▸ **Exercise goal**:
Copy, from the entries below, each line where the word "Hyperion" can be found.
___ Material for this exercise ___
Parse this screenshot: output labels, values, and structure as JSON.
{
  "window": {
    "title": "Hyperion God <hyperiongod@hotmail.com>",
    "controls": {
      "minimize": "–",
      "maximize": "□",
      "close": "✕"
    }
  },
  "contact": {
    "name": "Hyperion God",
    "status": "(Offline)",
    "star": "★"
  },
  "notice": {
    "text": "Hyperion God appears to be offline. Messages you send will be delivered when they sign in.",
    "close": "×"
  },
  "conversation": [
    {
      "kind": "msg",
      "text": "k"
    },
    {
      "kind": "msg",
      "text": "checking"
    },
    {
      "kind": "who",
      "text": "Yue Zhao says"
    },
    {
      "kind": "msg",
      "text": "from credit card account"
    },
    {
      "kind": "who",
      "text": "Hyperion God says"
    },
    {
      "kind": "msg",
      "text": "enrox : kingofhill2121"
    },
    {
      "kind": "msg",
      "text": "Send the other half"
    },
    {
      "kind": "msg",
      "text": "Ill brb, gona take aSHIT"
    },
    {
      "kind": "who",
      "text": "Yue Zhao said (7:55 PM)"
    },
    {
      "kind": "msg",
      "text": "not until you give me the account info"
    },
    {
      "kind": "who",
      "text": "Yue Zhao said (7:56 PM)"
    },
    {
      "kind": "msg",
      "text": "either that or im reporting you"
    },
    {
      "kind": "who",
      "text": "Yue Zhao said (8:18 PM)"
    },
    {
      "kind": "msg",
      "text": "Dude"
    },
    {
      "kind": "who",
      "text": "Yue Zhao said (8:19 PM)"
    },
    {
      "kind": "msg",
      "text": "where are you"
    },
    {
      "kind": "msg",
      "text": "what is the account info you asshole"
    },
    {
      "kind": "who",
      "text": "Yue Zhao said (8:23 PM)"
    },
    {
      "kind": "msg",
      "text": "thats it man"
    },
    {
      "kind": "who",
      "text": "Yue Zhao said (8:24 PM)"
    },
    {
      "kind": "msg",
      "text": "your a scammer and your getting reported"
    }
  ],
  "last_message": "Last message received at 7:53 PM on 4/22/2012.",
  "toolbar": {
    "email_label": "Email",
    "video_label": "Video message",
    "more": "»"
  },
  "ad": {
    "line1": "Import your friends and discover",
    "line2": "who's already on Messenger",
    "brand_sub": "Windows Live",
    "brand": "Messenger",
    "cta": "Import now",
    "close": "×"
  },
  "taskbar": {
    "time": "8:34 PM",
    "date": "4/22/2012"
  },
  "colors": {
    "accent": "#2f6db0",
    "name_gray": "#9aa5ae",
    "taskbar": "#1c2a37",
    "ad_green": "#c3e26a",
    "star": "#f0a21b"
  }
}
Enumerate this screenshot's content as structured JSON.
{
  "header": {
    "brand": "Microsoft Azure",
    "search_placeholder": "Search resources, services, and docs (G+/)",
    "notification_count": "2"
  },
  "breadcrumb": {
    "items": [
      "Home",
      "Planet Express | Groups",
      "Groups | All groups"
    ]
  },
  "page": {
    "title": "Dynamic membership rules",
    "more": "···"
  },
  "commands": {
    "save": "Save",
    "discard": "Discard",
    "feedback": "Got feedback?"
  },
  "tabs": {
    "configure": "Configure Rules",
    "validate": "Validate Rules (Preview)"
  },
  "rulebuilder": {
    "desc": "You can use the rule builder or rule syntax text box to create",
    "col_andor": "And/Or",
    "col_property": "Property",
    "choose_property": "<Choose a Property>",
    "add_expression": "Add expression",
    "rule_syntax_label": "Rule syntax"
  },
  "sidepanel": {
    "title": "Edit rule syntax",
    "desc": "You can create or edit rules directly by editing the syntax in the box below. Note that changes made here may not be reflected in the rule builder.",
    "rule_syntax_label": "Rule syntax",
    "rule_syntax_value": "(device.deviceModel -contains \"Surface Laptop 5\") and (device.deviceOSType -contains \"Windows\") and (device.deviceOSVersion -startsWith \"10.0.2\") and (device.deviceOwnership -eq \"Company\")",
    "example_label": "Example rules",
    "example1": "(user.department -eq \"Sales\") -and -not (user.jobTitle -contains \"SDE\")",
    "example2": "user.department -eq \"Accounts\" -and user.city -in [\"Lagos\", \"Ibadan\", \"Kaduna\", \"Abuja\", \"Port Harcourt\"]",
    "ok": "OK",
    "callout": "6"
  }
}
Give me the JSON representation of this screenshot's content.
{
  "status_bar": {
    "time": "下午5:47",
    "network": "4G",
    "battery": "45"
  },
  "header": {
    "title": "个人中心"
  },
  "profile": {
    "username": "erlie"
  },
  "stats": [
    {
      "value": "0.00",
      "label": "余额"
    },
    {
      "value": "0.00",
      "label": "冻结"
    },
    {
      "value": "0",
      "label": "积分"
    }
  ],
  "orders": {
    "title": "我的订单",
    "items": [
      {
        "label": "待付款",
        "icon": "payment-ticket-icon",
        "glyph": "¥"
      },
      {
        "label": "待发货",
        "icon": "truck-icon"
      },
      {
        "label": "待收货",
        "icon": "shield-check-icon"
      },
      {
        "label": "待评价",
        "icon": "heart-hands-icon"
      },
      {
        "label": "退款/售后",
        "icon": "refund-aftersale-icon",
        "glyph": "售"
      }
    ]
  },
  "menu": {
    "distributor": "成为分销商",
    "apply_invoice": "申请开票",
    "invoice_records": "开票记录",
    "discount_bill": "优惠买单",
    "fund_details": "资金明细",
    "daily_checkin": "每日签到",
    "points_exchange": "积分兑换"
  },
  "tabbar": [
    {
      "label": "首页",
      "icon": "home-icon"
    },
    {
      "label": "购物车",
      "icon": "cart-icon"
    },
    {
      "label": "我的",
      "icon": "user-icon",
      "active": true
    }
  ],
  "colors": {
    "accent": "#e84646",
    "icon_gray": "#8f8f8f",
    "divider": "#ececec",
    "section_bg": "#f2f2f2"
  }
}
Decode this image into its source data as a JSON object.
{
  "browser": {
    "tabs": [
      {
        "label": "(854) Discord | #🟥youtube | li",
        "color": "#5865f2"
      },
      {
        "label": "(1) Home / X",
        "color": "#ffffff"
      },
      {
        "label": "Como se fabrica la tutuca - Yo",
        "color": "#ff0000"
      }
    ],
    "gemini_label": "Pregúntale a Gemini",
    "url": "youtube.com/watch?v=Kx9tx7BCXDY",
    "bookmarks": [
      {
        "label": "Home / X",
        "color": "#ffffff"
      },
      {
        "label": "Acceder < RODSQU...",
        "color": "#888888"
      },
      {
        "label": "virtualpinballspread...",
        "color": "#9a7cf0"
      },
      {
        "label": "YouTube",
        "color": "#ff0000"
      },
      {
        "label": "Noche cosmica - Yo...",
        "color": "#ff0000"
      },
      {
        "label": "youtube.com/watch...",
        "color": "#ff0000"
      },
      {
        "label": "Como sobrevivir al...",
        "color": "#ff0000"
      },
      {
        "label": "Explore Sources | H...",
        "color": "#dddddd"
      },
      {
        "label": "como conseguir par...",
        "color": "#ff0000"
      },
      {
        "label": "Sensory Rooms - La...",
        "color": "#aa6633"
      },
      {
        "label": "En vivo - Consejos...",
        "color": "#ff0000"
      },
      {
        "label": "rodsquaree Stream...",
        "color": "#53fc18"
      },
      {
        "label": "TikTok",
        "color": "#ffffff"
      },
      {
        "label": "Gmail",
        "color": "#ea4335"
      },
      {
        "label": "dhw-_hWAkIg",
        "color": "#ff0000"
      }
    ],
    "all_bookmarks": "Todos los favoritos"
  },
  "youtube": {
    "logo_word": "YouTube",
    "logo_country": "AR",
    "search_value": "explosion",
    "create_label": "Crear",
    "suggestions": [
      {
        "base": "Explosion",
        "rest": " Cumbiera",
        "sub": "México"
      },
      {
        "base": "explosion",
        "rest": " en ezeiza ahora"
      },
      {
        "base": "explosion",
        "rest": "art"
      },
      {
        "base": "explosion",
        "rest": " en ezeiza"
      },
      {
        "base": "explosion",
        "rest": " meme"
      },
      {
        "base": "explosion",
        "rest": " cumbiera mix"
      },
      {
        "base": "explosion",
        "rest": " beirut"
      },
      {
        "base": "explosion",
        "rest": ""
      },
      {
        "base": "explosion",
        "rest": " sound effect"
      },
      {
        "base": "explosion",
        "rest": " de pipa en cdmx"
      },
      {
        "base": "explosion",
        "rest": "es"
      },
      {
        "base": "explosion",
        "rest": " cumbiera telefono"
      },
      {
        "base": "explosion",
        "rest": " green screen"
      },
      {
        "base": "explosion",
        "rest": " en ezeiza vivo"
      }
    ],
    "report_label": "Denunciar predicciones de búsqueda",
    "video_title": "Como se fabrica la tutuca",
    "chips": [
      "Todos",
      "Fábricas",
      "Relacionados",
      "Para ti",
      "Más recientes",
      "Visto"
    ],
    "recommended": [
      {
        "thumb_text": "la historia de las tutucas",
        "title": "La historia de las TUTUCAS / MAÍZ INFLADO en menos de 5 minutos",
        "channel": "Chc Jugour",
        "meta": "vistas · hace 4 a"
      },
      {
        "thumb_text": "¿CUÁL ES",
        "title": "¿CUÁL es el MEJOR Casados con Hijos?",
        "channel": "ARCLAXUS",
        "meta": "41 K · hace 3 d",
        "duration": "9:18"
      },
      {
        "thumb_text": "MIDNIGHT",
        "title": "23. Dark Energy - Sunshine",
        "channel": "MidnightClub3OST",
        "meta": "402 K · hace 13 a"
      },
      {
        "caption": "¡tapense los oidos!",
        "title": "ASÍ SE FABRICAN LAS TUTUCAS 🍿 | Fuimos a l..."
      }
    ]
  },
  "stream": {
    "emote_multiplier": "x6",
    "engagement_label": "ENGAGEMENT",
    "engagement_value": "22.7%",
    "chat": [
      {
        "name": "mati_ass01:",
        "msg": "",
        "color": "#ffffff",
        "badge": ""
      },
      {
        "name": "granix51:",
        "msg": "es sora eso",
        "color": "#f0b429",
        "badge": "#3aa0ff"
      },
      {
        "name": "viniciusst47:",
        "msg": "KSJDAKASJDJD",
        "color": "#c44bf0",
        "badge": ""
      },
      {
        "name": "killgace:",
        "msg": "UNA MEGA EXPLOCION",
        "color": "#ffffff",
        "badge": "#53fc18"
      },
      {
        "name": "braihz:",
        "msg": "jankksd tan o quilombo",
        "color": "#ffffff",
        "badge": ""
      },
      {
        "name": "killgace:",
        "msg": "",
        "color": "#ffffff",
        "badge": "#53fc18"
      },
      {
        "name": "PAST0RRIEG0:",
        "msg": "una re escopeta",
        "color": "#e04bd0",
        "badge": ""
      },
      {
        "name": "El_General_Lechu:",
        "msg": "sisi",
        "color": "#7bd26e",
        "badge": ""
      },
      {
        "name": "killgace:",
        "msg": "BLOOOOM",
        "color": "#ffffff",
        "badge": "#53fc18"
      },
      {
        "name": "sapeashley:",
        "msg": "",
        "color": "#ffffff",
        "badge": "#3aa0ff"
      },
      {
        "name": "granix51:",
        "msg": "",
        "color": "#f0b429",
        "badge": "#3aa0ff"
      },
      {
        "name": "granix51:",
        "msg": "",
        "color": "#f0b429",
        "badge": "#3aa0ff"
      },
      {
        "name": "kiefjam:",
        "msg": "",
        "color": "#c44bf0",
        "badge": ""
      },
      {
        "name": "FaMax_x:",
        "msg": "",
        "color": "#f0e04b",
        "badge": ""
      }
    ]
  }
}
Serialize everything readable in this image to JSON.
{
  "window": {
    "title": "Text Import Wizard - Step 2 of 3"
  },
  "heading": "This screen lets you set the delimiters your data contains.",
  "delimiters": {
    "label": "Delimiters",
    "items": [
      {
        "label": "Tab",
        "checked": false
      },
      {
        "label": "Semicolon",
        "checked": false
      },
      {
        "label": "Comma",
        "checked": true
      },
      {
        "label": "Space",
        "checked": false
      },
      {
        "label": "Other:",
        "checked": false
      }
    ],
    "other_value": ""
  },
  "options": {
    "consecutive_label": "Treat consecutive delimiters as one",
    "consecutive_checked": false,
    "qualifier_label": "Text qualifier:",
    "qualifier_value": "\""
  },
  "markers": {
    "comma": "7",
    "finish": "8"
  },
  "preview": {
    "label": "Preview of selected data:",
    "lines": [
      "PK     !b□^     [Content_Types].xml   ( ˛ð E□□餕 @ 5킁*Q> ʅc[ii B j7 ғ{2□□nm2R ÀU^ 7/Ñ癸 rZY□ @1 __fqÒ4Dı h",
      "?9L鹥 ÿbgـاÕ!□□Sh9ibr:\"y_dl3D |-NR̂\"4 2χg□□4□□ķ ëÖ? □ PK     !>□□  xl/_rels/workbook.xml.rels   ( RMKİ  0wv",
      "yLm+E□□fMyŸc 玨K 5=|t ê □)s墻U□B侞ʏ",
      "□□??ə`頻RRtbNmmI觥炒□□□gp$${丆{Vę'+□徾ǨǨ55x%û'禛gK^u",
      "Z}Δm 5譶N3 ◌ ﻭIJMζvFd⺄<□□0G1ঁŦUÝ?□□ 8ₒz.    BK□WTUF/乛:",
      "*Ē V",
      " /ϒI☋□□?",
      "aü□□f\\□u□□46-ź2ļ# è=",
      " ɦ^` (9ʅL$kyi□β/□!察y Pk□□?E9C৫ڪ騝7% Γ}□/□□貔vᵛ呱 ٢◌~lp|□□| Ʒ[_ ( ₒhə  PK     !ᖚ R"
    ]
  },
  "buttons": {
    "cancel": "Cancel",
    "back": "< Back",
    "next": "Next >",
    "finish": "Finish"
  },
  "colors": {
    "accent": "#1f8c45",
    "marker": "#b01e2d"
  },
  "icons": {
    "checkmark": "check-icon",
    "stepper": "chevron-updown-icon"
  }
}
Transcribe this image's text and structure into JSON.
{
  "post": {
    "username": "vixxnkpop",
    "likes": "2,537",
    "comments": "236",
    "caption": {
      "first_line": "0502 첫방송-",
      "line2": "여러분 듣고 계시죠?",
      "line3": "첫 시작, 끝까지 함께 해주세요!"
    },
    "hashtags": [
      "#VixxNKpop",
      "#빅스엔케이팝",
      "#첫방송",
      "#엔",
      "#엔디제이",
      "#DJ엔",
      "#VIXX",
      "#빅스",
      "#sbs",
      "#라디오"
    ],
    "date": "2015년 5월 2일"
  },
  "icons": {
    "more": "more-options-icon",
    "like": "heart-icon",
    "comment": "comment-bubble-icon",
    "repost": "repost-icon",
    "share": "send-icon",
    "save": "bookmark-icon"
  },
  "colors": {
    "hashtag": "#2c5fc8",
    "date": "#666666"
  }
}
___
▸ **Task output**:
    "title": "Hyperion God <hyperiongod@hotmail.com>",
    "name": "Hyperion God",
    "text": "Hyperion God appears to be offline. Messages you send will be delivered when they sign in.",
      "text": "Hyperion God says"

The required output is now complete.